Americans preparing for Thanksgiving travel face the highest gasoline prices in more than six months, with prices at the pump topping $3 per gallon in New York and on the West Coast.
The average retail gasoline price was $2.89 a gallon on Nov. 15, the latest weekly reporting period, up almost three cents from the week before, according to the U.S. Energy Information Administration. At the end of August, drivers were paying 21 cents less a gallon, or $2.68.
Analysts blame the recent price increases on temporary shutdowns at refineries in the U.S. and France, as well as on weakness in the dollar in early November, which led to higher oil prices.
They predict the cost of gasoline will stop rising or will fall by the end of the year, but they fear the relatively high prices could dampen the already sluggish pace of economic recovery, as consumers sacrifice a bigger portion of their paychecks to the fuel pump. This is an especially critical factor heading into the holiday shopping season, when many retailers ring up a large portion of their annual sales.

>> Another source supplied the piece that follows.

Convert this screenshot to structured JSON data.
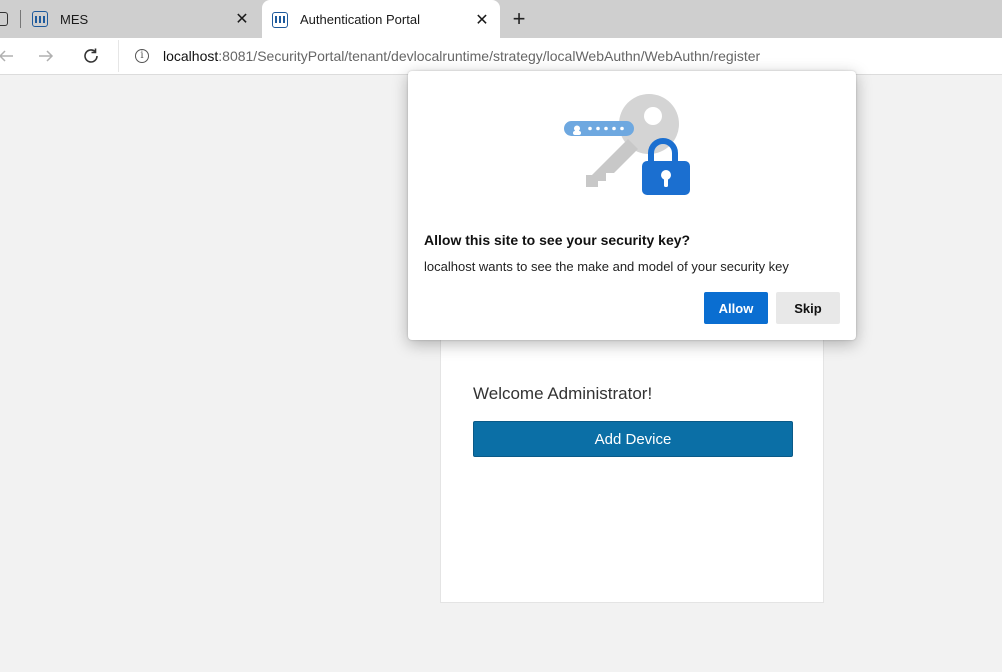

"We will have to see how recent petroleum-price increases factor into consumer confidence and demand moving forward," said John Felmy, chief economist for the American Petroleum Institute, an industry group.
Gasoline prices are still far below the record highs of over $4 a gallon that pinched drivers' wallets in the summer of 2008. Later that year the recession sent prices tanking to below $2 a gallon as unemployment soared and demand for fossil fuels sank.
But prices have recently picked up and are now 10% higher than they were a year ago. Drivers in downtown Houston, where a gallon of unleaded gasoline was selling for around $2.75 on Friday, said the higher prices were forcing them to tighten their belts just as the Christmas shopping season rolls around.